by Holly Sanders
(Atlanta, Georgia, USA)
Greywater recycling is one way to conserve fresh water use and do your part to preserving the environment!.
Greywater is the name given to water that runs off from your shower, kitchen, and laundry system. It is not the same as what is referred to as blackwater which is from a standard toilet.
The idea is simple: Re-use water that runs off from typical washing activities in the household. This type of recycling can either be simple or complex and not every city code allows it but it can be a viable conservation solution.
Greywater typically comes from sinks, dishwashers, showers, and tubs.The level of bacteria in greywater is not as high as with blackwater from the toilet. Consequently, it is safer to handle than blackwater and if it is reused in an irrigation capacity it can cut household water expenses.
Although not considered greywater from household use, rain water can also be included in the overall solution of reusing waste or run-off water. Although greywater does not have the same level of bacteria as blackwater, it can quickly become that way if not reused within 24 hours. This is because the bacteria that exist in greywater will consume the oxygen making it septic.
The Uses of Greywater
The primary use of untreated water from greywater recycling is for irrigation of household gardens and plants. This is because when greywater is introduced into the topsoil, the bacteria living there will break it down and make nutrients available to surrounding plant life.
There are basically two types of systems you can have installed. The first is a diversion system which takes greywater produced from your bath and washing machine and directs it to your garden for subsurface irrigation. The other is a treated system that allows you to use the water for not only irrigation but also for toilet flushing, air conditioner cooling, and clothes washer use.
Barriers to the Greywater Recycling
The barriers to the use of greywater focus on the need to protect human health. This usually means protecting against the flow of it into drinking water storage. In essence, you need a separate plumbing system and this could prove to be rather expensive.
Another barrier to using gray water is the confusion among different zoning officials as to set standards of what is acceptable for use. Many local zoning authorities are reluctant to allow the recycling of greywater for fear of creating a public health hazard. Oftentimes, it is only a matter of educating these authorities as to the benefits that can be derived from recycling semi-contaminated water.
Greywater pipe systems can also be expensive to maintain. This is because the debris that is produced with greywater recycling has a tendency to build up on the inner walls of the pipes. The solution to this is proper filtration however this just adds to the overall cost.

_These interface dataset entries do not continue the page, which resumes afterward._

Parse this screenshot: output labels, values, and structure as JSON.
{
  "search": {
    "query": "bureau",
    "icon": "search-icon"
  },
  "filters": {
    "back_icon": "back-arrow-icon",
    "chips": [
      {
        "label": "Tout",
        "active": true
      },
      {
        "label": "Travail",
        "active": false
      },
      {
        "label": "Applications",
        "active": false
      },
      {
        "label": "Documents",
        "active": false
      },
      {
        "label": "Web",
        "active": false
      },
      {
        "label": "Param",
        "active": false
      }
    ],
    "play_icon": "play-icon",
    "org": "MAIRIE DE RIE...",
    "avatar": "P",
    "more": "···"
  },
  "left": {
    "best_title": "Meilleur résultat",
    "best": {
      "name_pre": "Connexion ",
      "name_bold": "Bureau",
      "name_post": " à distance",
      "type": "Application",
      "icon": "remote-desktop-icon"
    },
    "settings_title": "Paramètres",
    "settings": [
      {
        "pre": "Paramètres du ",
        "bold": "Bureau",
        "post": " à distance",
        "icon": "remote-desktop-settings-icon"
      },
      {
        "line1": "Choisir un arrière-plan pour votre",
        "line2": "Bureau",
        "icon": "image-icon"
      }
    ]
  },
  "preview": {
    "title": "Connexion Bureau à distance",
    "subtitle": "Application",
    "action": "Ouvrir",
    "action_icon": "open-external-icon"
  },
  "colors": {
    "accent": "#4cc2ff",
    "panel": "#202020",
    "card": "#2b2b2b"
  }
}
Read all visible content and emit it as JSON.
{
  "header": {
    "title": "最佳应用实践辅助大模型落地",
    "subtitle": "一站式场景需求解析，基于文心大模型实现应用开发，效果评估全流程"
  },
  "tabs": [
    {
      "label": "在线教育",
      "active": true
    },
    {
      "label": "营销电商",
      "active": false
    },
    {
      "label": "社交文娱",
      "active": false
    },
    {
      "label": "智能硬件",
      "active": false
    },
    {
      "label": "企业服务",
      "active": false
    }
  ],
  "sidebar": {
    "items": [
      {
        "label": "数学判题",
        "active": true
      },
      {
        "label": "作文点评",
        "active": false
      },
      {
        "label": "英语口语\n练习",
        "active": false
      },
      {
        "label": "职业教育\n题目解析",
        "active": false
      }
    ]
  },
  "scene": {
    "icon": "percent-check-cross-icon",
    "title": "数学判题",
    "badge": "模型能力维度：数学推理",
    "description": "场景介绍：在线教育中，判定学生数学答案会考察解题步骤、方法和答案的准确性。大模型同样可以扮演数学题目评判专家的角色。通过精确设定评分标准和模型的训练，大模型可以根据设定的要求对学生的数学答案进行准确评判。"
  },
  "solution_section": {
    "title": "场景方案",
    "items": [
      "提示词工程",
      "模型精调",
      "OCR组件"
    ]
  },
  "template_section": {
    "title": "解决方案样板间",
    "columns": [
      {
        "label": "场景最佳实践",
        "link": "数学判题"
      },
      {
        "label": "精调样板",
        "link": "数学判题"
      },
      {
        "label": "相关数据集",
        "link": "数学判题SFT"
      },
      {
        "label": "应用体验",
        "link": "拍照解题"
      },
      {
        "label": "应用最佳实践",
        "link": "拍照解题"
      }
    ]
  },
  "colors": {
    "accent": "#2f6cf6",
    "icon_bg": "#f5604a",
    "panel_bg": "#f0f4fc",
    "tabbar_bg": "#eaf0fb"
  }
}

Is a Greywater System Right for You?
Answering the question as to if a greywater system is right for you involves several considerations. The overriding consideration is if your local zoning authority will allow this type of recycling. It is important to get all of the facts first. You should also take into consideration how much greywater that you actually produce and how much you will benefit from installing a system.
You do not necessarily need to have a complex system installed in order to begin greywater recycling right away. For example, you can wash dishes in a basin rather than letting the water go down the drain into the city’s sewer system. When finished with the dishes take the basin and drain it into your garden.
In fact, just about any situation in your home where there is wasted water is a potential source of greywater for recycling. These are situations such as capturing rinse water when you brush your teeth, capturing water from the washing machine drain cycle, and even capturing drain water under your sink instead of letting it drain to the sewer.
If you decide to try this type of recycling, safety is of utmost importance. Great care must be taken so as to avoid contact with this water even though it is not as “dirty” as water from the toilet. However, if you do everything right, greywater recycling can not only save you on water usage but provide a way to water your garden even when the city places restrictions during dry seasons.